In order to conform to the practice of the traffic division of having ‘white tops’ to their head gear, the two girls painted the top of their standard issue ladies hats with white paint. Being white, the hats needed to be frequently painted with emulsion paint and the more coats of paint the hats had, the heavier they became, fortunately ‘purpose built’ hats were issued to them after a while. Then of course, the need for keep painting these hats became totally unnecessary.
The MGB whilst being a pretty fast and smart vehicle, it was not really suitable for traffic work as the space available for traffic cones, used at accidents, signs and the other equipment that was needed was insufficient. In fact even the spare wheel had to be left out of the car in order to make way for the equipment already mentioned. Then because of the weight of all the necessary equipment that was carried on board, the rear part of the vehicle was rather low slung and was very close to the ground; as a result the exhaust was quite frequently damaged.
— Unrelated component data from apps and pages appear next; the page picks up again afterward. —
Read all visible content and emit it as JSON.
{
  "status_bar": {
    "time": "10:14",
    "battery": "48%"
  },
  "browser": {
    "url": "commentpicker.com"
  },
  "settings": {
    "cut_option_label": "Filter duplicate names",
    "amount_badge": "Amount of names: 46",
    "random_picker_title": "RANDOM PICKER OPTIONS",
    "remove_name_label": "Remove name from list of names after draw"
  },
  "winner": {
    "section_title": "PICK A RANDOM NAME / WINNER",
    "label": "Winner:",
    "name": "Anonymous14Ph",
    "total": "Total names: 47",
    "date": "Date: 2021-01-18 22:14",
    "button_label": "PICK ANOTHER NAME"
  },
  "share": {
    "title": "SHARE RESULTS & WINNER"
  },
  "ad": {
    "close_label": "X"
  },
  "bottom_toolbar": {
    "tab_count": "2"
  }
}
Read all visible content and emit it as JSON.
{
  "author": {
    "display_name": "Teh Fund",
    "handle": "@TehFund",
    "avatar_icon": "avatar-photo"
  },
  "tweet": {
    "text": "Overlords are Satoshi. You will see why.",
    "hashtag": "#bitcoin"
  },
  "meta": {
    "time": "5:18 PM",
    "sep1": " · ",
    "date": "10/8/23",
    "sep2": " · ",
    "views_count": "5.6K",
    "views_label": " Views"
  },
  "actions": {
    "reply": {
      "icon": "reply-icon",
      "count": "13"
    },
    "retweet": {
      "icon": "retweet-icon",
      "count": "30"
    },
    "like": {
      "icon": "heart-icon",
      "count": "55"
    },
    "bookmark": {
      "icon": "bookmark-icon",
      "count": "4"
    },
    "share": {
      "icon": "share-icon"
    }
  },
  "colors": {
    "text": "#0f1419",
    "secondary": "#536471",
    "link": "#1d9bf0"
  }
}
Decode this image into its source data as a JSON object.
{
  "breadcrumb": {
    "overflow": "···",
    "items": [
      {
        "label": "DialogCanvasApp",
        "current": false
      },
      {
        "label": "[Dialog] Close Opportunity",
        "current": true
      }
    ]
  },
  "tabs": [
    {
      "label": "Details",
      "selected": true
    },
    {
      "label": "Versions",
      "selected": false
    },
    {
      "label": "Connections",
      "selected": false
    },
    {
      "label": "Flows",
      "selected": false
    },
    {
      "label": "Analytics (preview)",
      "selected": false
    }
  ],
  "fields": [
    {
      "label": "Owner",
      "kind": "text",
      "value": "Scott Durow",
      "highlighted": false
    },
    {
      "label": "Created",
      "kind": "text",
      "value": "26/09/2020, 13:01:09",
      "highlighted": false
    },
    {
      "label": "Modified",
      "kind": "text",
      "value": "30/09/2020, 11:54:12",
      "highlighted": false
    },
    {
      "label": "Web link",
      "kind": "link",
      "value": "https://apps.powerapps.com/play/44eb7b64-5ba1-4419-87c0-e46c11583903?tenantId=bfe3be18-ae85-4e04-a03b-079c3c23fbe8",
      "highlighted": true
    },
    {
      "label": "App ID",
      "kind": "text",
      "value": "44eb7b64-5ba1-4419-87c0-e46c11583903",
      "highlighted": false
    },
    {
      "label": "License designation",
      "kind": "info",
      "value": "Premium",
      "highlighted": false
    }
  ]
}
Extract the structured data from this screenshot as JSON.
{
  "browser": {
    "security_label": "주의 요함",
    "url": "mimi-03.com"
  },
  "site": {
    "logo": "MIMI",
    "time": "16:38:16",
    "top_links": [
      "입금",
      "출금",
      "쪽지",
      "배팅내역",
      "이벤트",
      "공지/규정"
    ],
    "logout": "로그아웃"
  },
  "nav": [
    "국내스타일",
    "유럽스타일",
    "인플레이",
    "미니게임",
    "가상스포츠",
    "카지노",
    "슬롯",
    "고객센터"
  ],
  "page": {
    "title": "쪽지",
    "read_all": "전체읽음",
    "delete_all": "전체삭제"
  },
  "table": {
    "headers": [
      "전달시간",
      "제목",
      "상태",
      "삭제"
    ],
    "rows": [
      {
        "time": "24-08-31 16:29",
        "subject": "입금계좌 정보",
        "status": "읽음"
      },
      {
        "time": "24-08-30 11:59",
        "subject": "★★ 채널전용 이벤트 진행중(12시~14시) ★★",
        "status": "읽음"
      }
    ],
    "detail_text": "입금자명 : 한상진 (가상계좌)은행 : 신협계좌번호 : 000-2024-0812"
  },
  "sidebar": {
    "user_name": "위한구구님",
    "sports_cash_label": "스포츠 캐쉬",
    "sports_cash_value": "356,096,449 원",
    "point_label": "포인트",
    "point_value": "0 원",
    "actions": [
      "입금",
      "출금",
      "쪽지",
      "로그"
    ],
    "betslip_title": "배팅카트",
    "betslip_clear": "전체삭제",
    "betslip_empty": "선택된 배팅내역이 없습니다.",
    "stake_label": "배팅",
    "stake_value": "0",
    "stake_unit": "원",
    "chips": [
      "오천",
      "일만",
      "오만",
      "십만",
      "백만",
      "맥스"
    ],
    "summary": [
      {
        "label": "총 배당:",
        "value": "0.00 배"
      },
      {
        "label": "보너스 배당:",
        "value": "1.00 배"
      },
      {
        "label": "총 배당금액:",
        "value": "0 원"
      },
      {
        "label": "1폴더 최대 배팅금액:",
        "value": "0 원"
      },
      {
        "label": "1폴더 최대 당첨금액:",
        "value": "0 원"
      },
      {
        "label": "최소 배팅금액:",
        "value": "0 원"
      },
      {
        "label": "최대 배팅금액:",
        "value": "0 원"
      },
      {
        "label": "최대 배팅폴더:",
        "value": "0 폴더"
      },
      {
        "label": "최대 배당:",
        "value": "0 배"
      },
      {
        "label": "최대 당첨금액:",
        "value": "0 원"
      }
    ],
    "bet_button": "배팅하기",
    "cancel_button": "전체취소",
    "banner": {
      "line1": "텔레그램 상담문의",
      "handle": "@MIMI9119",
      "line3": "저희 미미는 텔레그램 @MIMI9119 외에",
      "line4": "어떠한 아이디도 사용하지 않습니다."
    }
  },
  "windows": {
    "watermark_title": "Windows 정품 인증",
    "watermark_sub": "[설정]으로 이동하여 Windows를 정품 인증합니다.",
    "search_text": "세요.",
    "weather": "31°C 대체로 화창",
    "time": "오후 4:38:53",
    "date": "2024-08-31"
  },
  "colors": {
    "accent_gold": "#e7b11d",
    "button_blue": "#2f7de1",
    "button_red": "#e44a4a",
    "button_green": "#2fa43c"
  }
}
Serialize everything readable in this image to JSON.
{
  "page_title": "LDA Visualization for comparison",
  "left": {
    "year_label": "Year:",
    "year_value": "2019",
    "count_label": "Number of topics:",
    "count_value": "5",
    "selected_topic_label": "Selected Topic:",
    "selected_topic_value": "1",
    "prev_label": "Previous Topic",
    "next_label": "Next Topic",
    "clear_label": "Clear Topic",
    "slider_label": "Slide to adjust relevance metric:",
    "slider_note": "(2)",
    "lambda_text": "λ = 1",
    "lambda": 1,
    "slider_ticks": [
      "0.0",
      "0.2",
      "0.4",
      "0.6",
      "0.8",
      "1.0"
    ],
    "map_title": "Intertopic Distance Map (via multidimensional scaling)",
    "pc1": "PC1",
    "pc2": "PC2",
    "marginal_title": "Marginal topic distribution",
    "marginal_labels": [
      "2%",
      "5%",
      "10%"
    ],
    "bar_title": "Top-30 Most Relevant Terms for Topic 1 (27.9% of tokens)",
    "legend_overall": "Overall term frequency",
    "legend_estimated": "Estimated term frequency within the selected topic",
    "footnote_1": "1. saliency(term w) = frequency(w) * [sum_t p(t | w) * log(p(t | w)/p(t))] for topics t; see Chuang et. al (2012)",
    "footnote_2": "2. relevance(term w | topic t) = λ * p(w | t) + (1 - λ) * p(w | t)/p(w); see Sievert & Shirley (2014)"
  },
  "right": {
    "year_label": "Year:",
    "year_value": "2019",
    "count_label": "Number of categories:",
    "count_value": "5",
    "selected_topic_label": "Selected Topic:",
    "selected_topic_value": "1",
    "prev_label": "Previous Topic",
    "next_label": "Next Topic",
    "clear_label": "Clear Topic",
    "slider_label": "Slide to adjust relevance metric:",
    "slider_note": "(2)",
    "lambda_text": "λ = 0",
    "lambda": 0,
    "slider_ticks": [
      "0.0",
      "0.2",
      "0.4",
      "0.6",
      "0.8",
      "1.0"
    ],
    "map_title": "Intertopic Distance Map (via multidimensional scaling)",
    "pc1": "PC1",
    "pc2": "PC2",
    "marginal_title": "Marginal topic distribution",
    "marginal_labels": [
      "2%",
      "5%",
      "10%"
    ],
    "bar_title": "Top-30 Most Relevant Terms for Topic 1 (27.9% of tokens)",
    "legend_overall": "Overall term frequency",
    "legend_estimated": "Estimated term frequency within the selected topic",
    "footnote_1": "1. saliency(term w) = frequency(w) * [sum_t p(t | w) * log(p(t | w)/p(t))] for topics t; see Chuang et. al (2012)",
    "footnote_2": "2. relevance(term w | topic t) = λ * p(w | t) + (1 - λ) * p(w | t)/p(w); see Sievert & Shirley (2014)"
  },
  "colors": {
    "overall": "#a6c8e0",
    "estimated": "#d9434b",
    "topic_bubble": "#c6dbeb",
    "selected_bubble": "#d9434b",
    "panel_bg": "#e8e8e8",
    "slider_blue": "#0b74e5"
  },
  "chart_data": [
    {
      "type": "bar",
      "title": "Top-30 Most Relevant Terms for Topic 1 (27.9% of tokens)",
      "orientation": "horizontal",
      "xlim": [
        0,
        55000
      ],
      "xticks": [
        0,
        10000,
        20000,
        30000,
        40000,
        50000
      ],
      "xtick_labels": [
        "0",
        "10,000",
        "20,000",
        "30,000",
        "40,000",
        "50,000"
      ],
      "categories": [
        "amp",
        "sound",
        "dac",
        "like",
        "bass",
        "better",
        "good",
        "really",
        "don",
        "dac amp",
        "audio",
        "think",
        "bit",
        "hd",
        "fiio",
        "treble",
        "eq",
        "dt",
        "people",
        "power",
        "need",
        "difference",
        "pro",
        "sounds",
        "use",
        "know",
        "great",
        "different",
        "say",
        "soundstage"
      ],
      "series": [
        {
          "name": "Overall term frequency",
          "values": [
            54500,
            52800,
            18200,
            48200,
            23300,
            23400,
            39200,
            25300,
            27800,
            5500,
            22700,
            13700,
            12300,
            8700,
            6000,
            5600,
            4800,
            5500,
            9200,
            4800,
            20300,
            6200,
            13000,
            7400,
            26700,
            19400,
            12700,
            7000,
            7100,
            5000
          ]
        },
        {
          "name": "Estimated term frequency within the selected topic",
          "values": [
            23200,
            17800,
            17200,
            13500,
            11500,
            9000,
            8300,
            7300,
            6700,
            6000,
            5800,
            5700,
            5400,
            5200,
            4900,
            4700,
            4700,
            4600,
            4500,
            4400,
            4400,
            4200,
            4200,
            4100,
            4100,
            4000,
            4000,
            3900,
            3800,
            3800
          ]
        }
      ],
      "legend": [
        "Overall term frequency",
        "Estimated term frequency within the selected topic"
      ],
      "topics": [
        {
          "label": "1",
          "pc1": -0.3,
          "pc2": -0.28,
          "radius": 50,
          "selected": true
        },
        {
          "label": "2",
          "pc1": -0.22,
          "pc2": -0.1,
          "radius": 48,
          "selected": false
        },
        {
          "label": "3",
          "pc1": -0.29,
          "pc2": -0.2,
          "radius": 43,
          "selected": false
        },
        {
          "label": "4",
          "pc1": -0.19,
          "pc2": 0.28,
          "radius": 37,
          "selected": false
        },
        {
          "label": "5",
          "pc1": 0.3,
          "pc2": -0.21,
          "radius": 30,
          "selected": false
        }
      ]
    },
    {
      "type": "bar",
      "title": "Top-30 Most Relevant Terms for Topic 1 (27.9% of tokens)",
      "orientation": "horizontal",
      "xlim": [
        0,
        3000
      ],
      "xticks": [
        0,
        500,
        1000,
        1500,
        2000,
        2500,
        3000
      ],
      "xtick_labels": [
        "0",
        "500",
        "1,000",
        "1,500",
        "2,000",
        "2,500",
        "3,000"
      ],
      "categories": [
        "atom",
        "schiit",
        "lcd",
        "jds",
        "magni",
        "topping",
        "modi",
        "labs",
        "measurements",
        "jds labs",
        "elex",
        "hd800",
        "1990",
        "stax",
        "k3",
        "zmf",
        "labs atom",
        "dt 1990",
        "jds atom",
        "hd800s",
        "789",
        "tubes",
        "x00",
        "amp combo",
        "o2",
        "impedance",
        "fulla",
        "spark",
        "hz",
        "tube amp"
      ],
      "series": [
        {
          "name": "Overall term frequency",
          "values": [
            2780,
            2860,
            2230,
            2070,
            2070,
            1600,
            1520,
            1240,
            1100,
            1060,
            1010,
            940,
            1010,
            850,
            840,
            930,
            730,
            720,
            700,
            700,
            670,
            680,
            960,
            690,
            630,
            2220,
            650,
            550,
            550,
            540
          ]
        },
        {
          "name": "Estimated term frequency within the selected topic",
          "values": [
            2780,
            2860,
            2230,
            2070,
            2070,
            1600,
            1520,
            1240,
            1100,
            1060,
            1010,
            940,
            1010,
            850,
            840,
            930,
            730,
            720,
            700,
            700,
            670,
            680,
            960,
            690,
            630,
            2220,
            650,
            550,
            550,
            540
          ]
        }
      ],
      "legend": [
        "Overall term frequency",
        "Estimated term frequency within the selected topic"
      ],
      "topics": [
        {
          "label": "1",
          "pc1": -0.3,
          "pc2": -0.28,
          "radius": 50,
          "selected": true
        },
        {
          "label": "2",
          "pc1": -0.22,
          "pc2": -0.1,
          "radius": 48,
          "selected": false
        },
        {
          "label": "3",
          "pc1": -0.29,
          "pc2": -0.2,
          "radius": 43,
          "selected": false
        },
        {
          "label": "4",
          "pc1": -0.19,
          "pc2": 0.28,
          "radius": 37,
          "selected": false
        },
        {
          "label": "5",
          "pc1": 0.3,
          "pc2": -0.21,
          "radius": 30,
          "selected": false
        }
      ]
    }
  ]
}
The ACC’s button.
There was an instance when the spaciousness of the MGB was illustrated; was when by a journey was undertaken by Assistant Chief Constable Jimmy Leader. He needed to be taken to West Sussex by Joy Christian. Jimmy was a heavily built man and found it a very tight squeeze to even get into the car, in fact it wasn’t happy with this at all. So much so that the next day he telephoned to ask whether a button, which had burst from his overcoat, had been found in the car. It hadn’t been found but Joy spent an awful long time stripping out the vehicle searching for the ACC’s button. No trace of it was ever found.
Joy lived at number 1a, St. Anne’s Crescent along with Kate Piper from the Lewes Police Station. This accommodation was, in fact quite spacious and so it made a good venue for a number of parties at the weekends. These were always really enjoyed by everyone who attended them. By the time that everyone had gathered the flat didn’t look large enough then.
The living room of ‘1a,’ gave a very good view of the Prison Cross Roads and Hazel recalls one evening being there when a vehicle which had previously been circulated as a stolen one in the area. At the end of their 6pm-2am shift Joy and |Hazel had retired to St. Anne’s Crescent to relax. Sometime later, Hazel was still in uniform, happened to be looking out of the window with a glass in her hand when, heck she saw the stolen vehicle being driven past the Prison Cross Roads, she couldn’t believe it. She ran out to where her Volkswagen ‘Beetle’ was parked and took up the chase. Meanwhile Joy phoned the police to tell them what was going on and to ask for some back-up for Hazel. Hazel then managed to stop the stolen vehicle and as the ‘back-up’ arrived she arrested the two car-thieves. They were taken back to the Lewes police Station and placed in the cells. What a job and what a brave lady too. As a result of her actions she was summoned to Police Headquarters where the Chief Constable awarded her a commendation, and rightly so too.